- **What is needed**
Output the entries as they appear, skipping images.

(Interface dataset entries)
=== Begin Enclosure ===

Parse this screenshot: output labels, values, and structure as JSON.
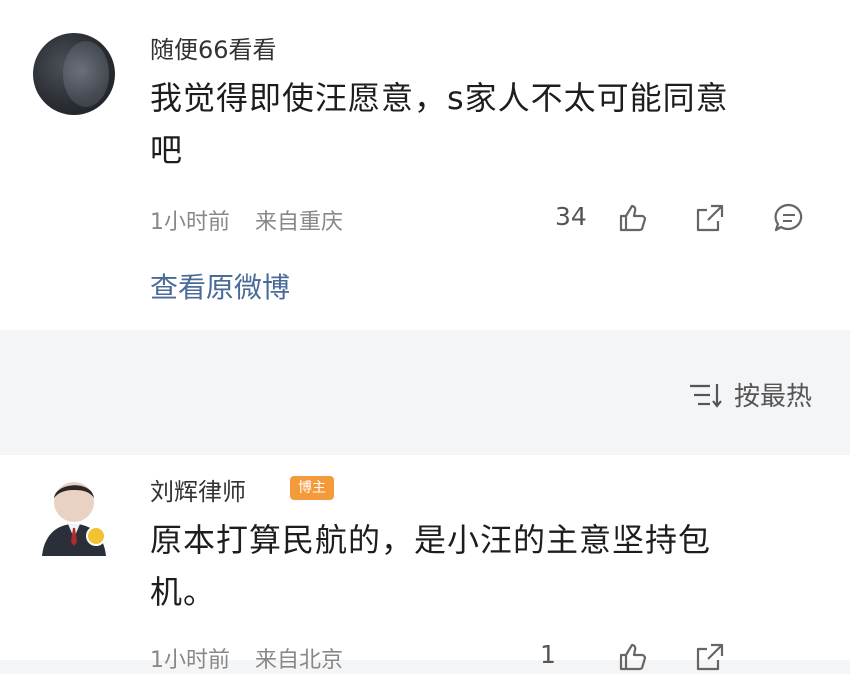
{
  "comment1": {
    "username": "随便66看看",
    "text_line1": "我觉得即使汪愿意，s家人不太可能同意",
    "text_line2": "吧",
    "time": "1小时前",
    "location": "来自重庆",
    "like_count": "34",
    "view_original": "查看原微博"
  },
  "sort": {
    "label": "按最热"
  },
  "comment2": {
    "username": "刘辉律师",
    "badge": "博主",
    "text_line1": "原本打算民航的，是小汪的主意坚持包",
    "text_line2": "机。",
    "time": "1小时前",
    "location": "来自北京",
    "like_count": "1"
  },
  "colors": {
    "link": "#4a6a99",
    "badge": "#f59a3a",
    "meta_text": "#888888"
  }
}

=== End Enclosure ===

- **Written reply**
Parse this screenshot: output labels, values, and structure as JSON.
{
  "comment1": {
    "username": "随便66看看",
    "text_line1": "我觉得即使汪愿意，s家人不太可能同意",
    "text_line2": "吧",
    "time": "1小时前",
    "location": "来自重庆",
    "like_count": "34",
    "view_original": "查看原微博"
  },
  "sort": {
    "label": "按最热"
  },
  "comment2": {
    "username": "刘辉律师",
    "badge": "博主",
    "text_line1": "原本打算民航的，是小汪的主意坚持包",
    "text_line2": "机。",
    "time": "1小时前",
    "location": "来自北京",
    "like_count": "1"
  },
  "colors": {
    "link": "#4a6a99",
    "badge": "#f59a3a",
    "meta_text": "#888888"
  }
}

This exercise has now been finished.